• _PROBLEM DESCRIPTION_
Your answer must be an exact copy of the lines from the one holding "What's the underlying" through the last line of the entries below, with nothing added.

• _EXCERPTED RECORDS_
----------------

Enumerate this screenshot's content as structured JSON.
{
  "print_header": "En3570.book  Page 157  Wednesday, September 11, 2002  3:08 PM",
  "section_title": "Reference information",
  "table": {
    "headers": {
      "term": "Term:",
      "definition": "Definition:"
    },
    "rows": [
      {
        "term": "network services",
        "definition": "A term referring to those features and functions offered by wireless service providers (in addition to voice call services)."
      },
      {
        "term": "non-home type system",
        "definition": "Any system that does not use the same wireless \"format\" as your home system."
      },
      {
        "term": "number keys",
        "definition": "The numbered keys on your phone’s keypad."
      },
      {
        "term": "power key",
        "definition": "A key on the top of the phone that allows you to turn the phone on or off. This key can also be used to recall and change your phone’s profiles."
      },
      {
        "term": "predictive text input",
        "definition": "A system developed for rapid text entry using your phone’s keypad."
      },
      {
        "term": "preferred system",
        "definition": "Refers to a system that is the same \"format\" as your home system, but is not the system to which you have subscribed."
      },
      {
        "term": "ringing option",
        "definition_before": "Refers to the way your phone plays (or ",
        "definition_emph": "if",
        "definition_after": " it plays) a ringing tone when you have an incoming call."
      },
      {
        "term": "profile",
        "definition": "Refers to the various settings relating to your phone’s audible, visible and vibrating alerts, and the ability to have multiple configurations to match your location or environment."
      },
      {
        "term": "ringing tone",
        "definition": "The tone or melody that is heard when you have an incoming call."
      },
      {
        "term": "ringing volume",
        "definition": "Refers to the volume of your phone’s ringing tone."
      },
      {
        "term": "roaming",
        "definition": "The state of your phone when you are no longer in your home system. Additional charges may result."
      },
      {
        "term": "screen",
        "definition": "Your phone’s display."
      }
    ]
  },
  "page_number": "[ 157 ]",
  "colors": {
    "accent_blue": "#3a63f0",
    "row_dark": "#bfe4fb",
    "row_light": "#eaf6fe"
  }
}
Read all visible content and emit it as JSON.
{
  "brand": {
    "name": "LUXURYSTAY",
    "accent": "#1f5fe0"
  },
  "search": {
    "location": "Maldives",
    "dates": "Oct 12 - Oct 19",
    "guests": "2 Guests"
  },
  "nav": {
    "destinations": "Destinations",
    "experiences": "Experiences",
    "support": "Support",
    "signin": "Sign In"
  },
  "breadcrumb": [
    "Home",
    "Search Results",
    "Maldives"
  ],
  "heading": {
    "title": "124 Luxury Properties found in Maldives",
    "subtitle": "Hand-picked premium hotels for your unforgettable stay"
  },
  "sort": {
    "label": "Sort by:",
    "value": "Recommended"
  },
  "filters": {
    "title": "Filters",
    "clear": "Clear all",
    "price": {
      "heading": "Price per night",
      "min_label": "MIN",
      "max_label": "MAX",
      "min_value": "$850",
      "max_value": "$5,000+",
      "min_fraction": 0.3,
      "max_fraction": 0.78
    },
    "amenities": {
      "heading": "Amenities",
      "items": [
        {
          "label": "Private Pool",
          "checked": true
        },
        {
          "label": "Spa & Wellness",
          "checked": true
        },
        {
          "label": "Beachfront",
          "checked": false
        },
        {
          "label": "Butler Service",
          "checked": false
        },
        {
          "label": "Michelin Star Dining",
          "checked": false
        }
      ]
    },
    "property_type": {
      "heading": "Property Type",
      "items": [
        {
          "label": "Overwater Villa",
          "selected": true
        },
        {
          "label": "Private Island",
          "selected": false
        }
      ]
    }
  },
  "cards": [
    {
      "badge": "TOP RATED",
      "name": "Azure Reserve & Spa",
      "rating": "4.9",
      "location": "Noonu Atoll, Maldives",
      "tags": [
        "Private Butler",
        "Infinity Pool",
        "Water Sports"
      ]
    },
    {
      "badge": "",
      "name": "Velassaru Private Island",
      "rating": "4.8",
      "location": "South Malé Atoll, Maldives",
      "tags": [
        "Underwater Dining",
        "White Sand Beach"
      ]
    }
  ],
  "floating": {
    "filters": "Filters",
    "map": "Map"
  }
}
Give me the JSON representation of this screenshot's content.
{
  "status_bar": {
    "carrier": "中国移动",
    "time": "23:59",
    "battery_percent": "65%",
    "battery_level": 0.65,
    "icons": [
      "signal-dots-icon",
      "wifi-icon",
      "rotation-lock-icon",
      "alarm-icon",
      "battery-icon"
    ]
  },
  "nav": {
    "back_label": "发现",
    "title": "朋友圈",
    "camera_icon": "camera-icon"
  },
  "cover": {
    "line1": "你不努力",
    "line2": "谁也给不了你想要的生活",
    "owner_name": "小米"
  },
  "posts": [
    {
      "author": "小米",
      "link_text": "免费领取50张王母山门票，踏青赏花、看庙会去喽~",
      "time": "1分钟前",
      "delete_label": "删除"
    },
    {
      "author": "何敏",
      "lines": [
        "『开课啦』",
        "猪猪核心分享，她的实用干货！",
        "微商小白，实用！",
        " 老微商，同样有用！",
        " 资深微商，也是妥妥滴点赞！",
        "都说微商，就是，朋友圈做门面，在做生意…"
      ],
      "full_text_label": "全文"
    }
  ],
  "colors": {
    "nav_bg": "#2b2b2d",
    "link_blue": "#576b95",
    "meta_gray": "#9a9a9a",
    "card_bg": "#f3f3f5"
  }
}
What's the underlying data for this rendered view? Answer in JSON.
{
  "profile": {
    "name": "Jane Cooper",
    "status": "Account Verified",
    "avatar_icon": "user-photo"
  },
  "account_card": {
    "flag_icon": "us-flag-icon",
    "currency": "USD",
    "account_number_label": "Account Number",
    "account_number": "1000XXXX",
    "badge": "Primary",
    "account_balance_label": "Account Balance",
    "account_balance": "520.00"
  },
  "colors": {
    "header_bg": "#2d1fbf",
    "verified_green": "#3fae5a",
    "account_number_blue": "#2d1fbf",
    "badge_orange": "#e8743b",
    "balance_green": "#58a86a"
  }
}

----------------

• _RESULT BELOW_
What's the underlying data for this rendered view? Answer in JSON.
{
  "profile": {
    "name": "Jane Cooper",
    "status": "Account Verified",
    "avatar_icon": "user-photo"
  },
  "account_card": {
    "flag_icon": "us-flag-icon",
    "currency": "USD",
    "account_number_label": "Account Number",
    "account_number": "1000XXXX",
    "badge": "Primary",
    "account_balance_label": "Account Balance",
    "account_balance": "520.00"
  },
  "colors": {
    "header_bg": "#2d1fbf",
    "verified_green": "#3fae5a",
    "account_number_blue": "#2d1fbf",
    "badge_orange": "#e8743b",
    "balance_green": "#58a86a"
  }
}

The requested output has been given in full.